'There's a lot at stake here': Arlington 425 project debate stalls on affordable housing
An Arlington Heights advisory panel wants to see more of the financials of the proposed Arlington 425 downtown development before recommending how many residential units should be rented at below-market rates.
The housing commission spent more than three hours Monday night listening to public comment and negotiating in open session with developer Bruce Adreani of CCH, LLC, who countered the village staff's proposal on less costly units in the 361-unit project.
CCH has suggested providing a mix of 18 studio and one-bedroom units within at least two of the three buildings proposed for a residential and commercial campus on the west side of downtown. Arlington 425 would be on the northern three-quarters of the long-vacant Block 425 parcel -- bounded by Campbell Street, Highland Avenue, Sigwalt Street and Chestnut Avenue.
The key sticking point between the developer and the staff from the village's community development department is how those 18 units should be priced.
Village officials have suggested the apartments be priced for those making at or below 60% of the area median income, which would equate to a single person making $35,580 in a year.

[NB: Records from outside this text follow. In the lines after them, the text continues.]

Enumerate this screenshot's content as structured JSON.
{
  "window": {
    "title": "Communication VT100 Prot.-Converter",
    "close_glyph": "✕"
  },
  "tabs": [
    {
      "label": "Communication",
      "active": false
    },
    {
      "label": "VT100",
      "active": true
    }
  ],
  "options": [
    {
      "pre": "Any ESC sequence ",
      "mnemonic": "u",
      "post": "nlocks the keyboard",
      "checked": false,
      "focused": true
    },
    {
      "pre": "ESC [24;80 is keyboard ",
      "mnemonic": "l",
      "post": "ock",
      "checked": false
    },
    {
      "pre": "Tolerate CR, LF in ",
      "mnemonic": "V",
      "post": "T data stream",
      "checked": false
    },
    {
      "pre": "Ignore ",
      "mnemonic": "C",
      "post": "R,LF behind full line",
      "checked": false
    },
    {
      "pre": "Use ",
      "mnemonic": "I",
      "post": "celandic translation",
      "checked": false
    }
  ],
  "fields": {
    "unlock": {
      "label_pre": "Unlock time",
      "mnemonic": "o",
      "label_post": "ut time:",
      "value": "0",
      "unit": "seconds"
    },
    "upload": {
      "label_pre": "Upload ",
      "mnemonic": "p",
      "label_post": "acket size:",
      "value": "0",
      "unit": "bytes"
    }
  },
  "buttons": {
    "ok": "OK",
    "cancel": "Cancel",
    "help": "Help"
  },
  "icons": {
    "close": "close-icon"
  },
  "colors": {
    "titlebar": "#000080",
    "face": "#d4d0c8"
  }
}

They say that would help Arlington Heights remain within the state standard of having at least 10% of housing stock villagewide kept as affordable.
The developer has countered the units should be priced for those with 80% of area median income, or a single person making $47,400. CCH officials say rents at lower levels would affect the economics of the $150 million project, such as hindering cash flow and the ability to obtain financing.
"If it's 60 percent, it's not going to work," Adreani told members of the housing commission during the give-and-take Monday night. "It'll be a dog poop park for the rest of the time. The bank will laugh me out of the bank."
"There's a lot at stake here," he continued. "We're trying to be a good steward of the property."
As part of the deal, the developer has also agreed to the village's request to provide fees in lieu of nine units at $25,000 per unit, for a total of $225,000.
In an attempt to broker a deal, housing commission member Mark Hellner suggested that instead of the fees paid upfront to a village trust fund, the developer provide those nine actual units instead at 80 percent of area median income. Hellner said that would allow costs for the developer to be spread out over time.
CCH attorney Mike Firsel gave that a hard "no."
Commissioners Andrew Tripp and Will Delea sought more details from the developer about the project's projected cash flow, revenue and expenses before making a judgment on the various proposals on the table.
Firsel said he would provide some of that info to the village staff to share with the commission. That panel is a recommending body to the village board, which makes the ultimate decision on the overall project.
The board was set to consider the Arlington 425 project next Monday, May 6, but officials said late Monday it's unclear if the project will still come before the board that night with the housing recommendation still in limbo.